When the gay Iraqi refugee and advocate known by the pseudonym Hussam claimed members of the U.S. military were responsible for the torture and murder of gays in Iraq, alarm bells went off. And rightly so. Except Hussam claimed he had photo evidence of the atrocities — but refused to hand it over to investigators. So after looking into Hussam’s claims (which would amount to Geneva Convention violations), the U.S. Army Criminal Investigative Command says it’s found “no credible evidence that the allegations have merit.” Perhaps that’s because Hussam now says his words were “taken out of context”?
In an email to activist Michael Petrelis, the USACIDC Chief of Public Affairs Chris Grey writes:
The U.S. Army Criminal Investigation Command’s (USACIDC) Special Agents have looked into allegations that U.S. service members were involved in committing atrocities against gays in Iraq and have found no credible evidence that the allegations have merit.
In a sworn statement to Special Agents, the individual giving the presentation at the 24 July fundraiser said his words were taken out of context, he was misunderstood due to language barriers, and he was misquoted.
He stated that although he did show disturbing photographs at the event, the photographs of sectarian violence were in no way linked to U.S. service members.
He also said he never witnessed any actions of U.S. Soldiers that he would classify as criminal or any evidence of U.S. service members targeting Iraqi men or women because of their sexual orientation.
Based on the description of one photograph allegedly shown depicting what appeared to be an American Soldier guarding several naked Iraqi men, it was determined that in 2004, when the picture was allegedly taken, removing detainee’s clothing was a force protection measure authorized within the Rules of Engagement due to suicide vests being worn by insurgents.
As always with USACIDC investigations, if new credible information is discovered, we will investigate.

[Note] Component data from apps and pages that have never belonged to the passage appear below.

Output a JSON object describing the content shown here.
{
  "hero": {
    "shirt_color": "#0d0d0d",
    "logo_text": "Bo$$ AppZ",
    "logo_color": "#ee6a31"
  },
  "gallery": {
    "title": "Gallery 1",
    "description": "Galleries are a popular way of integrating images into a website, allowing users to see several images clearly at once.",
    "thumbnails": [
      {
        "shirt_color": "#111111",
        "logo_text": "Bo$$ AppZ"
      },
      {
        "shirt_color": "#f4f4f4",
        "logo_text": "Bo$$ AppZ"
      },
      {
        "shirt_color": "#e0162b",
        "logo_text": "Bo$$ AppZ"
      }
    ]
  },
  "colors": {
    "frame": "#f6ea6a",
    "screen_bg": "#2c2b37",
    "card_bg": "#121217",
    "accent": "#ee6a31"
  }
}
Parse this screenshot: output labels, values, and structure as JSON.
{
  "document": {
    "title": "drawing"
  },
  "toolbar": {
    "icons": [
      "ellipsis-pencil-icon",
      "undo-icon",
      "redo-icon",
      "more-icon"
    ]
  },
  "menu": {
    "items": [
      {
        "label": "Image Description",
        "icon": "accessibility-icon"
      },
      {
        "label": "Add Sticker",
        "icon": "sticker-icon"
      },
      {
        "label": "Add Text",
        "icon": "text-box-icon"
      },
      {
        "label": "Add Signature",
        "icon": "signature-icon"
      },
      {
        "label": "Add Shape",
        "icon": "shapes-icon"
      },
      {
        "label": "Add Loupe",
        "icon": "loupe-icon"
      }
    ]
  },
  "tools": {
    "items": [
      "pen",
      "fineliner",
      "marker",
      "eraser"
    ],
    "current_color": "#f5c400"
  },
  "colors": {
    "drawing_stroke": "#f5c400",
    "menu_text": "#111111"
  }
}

It’s not just that USACIDC found the allegations to be essentially untrue — but it took the military investigating the claims for Hussam to even acknowledge that reports coming out of the fundraiser where he spoke were inaccurate. Perhaps the language barrier kept news reports from reaching him. Maybe. But, as Petrelis says, Hussam has a “highly-developed command of the English language” and “in emails and phone conversations with me, threw out every excuse he could think of to absolve himself of any real responsibility to prove his outlandish allegations.”
That’s too bad, because it’s folks like Hussam who are doing great work bring attention and aid to the persecuted gays of the Middle East. Lies — or “miscommunications” — like the one spread last month are horribly damaging to the cause. Petrelis is calling on fundraiser’s sponsors — the LGBT Bar Association and the Human Rights Campaign, whose headquarters were used to host the event — to issue an apology. At the very least, an explanation.
As for Hussam? Perhaps he should remain quiet in the weeks and months to come, while groups like Iraqi LGBT take the plight of queers there more seriously.